The best rat trap: Believe it or not, the tried-and-true, low-tech mouse trap (snap trap) – a simple piece of wood with a spring-loaded bar – is the most effective and humane way to kill a rat. Snap traps kill rats instantly, they are inexpensive and reusable, and they can fit in small spaces. Do not worry about the bait – you can use anything from peanut butter to fruit to – yes, cheese.
We service Orange and Westwood Village Mobile Home Park, including the towns of Apopka, Altamonte Springs, Casselberry, Longwood, Heathrow, Lake Mary, Oviedo, Fern Park, Maitland, Lockhart, Winter Park, Ocoee, Winter Garden, Pine Hills, Doctor Phillips, Pine Castle, Belle Isle, the Conway area, and College Park. The northern end of our range is Deltona and Kissimmee makes up the southern end.
Orange County, Florida
Population: 1.288 million (2015)
Area: 1,003 mi² (903 mi² Land / 100 mi² Water)
Humane Rat Removal in Westwood Village Mobile Home Park Florida
Scientists have noted that the roof rat’s long tail is adapted to enhance their ability to climb and functions to assists them in balancing.
It is also capable of transmitting a number of diseases to domestic animals and is suspected in the transference of ectoparasites from one place to another.
Use proper garbage and refuse disposal containers and implement exterior sanitation programs.
These tactics have been ruled fraudulent by the FTC, and they DO NOT WORK.
Plug or seal all openings of greater than 1/2 inch (1.
In food-storage facilities, the most prominent sign may be smudge marks, the result of oil and dirt rubbing off of their fur as they travel along their aerial routes.
In agricultural settings, weasels, foxes, coyotes, and other predators prey on roof rats, but their take is inconsequential as a population control factor.
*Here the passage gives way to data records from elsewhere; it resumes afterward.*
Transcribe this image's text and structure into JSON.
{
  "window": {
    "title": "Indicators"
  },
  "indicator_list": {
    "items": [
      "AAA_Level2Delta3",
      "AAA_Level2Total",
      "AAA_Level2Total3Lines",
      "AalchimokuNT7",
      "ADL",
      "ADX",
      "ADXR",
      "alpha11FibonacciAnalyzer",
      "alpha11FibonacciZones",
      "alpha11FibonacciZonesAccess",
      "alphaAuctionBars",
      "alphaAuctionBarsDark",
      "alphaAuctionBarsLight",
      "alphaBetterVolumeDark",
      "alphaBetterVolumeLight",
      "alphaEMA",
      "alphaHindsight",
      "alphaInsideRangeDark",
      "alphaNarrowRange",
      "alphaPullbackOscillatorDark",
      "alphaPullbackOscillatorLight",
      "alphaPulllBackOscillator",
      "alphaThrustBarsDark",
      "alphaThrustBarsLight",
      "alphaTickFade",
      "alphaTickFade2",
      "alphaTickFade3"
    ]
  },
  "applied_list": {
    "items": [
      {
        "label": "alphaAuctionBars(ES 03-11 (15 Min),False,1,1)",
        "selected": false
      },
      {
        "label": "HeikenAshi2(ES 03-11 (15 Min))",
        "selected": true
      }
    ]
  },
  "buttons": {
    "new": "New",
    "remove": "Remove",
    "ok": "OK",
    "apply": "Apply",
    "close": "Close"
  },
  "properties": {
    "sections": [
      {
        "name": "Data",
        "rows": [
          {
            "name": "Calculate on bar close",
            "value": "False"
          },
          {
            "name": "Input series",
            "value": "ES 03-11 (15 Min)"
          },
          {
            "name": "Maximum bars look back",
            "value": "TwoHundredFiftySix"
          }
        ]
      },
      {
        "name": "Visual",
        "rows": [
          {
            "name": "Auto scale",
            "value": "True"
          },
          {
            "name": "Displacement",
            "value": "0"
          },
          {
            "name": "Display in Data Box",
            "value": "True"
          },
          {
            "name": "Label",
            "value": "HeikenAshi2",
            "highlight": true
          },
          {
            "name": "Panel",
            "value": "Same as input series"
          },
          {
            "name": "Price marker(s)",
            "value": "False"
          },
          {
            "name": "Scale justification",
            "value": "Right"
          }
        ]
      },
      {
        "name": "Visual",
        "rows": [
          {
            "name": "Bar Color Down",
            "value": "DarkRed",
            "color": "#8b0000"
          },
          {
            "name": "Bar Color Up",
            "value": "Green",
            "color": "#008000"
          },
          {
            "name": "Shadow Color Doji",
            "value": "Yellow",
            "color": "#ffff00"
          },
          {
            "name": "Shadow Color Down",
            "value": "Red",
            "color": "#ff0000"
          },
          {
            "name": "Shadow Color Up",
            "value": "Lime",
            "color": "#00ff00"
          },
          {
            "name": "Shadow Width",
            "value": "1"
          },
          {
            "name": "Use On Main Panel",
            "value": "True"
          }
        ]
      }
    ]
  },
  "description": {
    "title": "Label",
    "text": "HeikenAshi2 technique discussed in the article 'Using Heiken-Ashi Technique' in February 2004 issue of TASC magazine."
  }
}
In some situations in which the rats have been eliminated, cats that are good hunters may prevent reinfestation.
A rat does not want to be exposed to danger outside for very long! If you think you can just seal shut the entry holes into the house during the daylight when they are outside, that is incorrect.
Exclusion is an important rodent control technique.
Let the rat control professionals go to work for you! We will get rid of rats in your house or business!
They are often found living on the second floor of a warehouse in which Norway rats occupy the first or basement floor.
It has often been said that Norway rats will displace roof rats whenever they come together, but the evidence is not altogether convincing.
Some of their habitats include garbage dumps, sewers and fields.
In most of our urban areas, Norway rats may be seen scurrying around after dark looking for food in garbage cans and other places where human refuse is found.
Once established, they readily breed and thrive within buildings, just as Norway rats do.
They can often be seen at night running along overhead utility lines or fences.
Roof rats will often move into sugarcane and citrus groves.
Some of the more important diseases associated with rats include Rat-Bite Fever and Leptospirosis.
Their keen sense of hearing also aids in their ability to detect and escape danger.
Their burrowing habitats include soil along building foundations, under woodpiles and other piles of debris.
Rats contaminating food or food preparation surfaces can transmit food poisoning.
They lead you to believe there is no other rat control solution.
A few instances of first-generation anticoagulant resistance have been reported in roof rats; although not common, it may be underestimated because so few resistance studies have been conducted on this species.
Florida Roof Rat Removal